Yes, you go in and realize instead of going against drug cartels, they are now taking on coyote cartels of the border. I think the producers/writers of the film picked an appropriate theme of the border, but the draconian policy of the real US executive has made this movie a bit toxic to swallow. Probably, the producers had no idea we would be separating families simply trying to escape to a better life, worse than the Japanese-Americans were treated in internment camps after Pearl Harbor attack. I think with time and the real-life controversy dies down, we can take a more honest view of the movie alone with a historical setting.
How dark was the movie?
It had a very weird flow. Act One is blistering out of the gate, where is this going type of film. It really starts with international terrorism, swings over to Yemen and then back to the US-Mexico border. So the beginning is very exciting and sets a great pace. The middle act, really drags out as you don't know where the plot is going, but overall makes sense. You go from a really fast out of the gate to a microcosm within the story with great character development around Alejandro and Isabela, but it is almost an entirely different movie. The third act comes full circle, but is extremely small (film length) and very anti-climatic. I enjoyed the premise of the film, but the ending was very unsatisfying, especially as we don't really find out what happens to Isabella, they tell us, but they really should have shown us (director error). Film is visual, so they should have shown it I believe. In the end, we wonder what is the point of the whole operation, which is similar to how the first Sicario left us, but not as sick to our stomachs. Here we are dealing with children messed up and that doesn't sit well especially with the bad optics from the current US presidency and ICE.
I think the number one thing is to change the marketing. I think they really screwed this up, by showing too much of the best scenes of the movie online, so you kind of feel let down by the rest of the movie. Partially, it has to do with how the plot of the movie starts in one direction and does a belly flop in the middle of the movie. I think another element I would change would be further developing Miguel's descent into the cartel. They do some scenes, but a few more would really have created more sympathy and better balance the film out. I think one major issue was how US President Trump kind of upstaged this movie, but there's no adjustment that could have been made in the film to cut down on the visceral connection. It was a risk the director went with and now owns. The commentary about the border cartels make a very great connection in that all types of people are involved, even soccer moms, which really brings the issue full and center.
How has this film been a reflection in your art?
Actually, I identify fairly strongly with Isabela's character. I was ripped away from my father in a bitter divorce that left me stranded 10 hours away with a crazy mother thanks to the US court system. So I strongly identify with a government believing they are doing the right thing with a very myopic vision that destroys children's lives. Similarly, Trump is literally making a really tough life choice of crossing the border and abandoning your life and compounding it into a prison sentence and separation anxiety just for crossing the border. I lost all respect for him and his wife especially on that decision of separating kids from their families for political points.

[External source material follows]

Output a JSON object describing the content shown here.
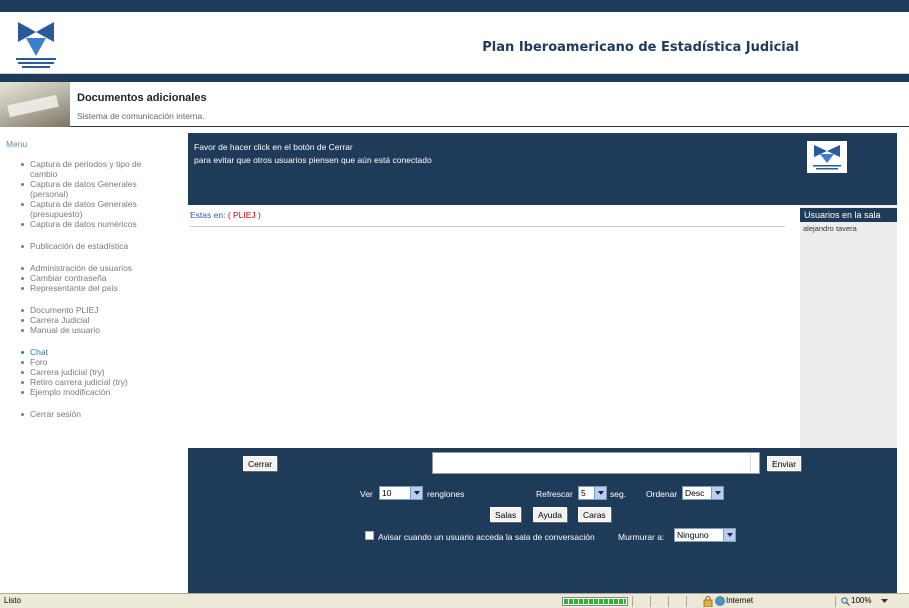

In my art, I think I have this battle between colors, lines and the scars of continually moving around from a mother that couldn't hold down a job to save her life. My art has that disorder and chaos right on the canvas. Below is a painting from my Metal Mayhem style that reflects the pain, chaos and anger within.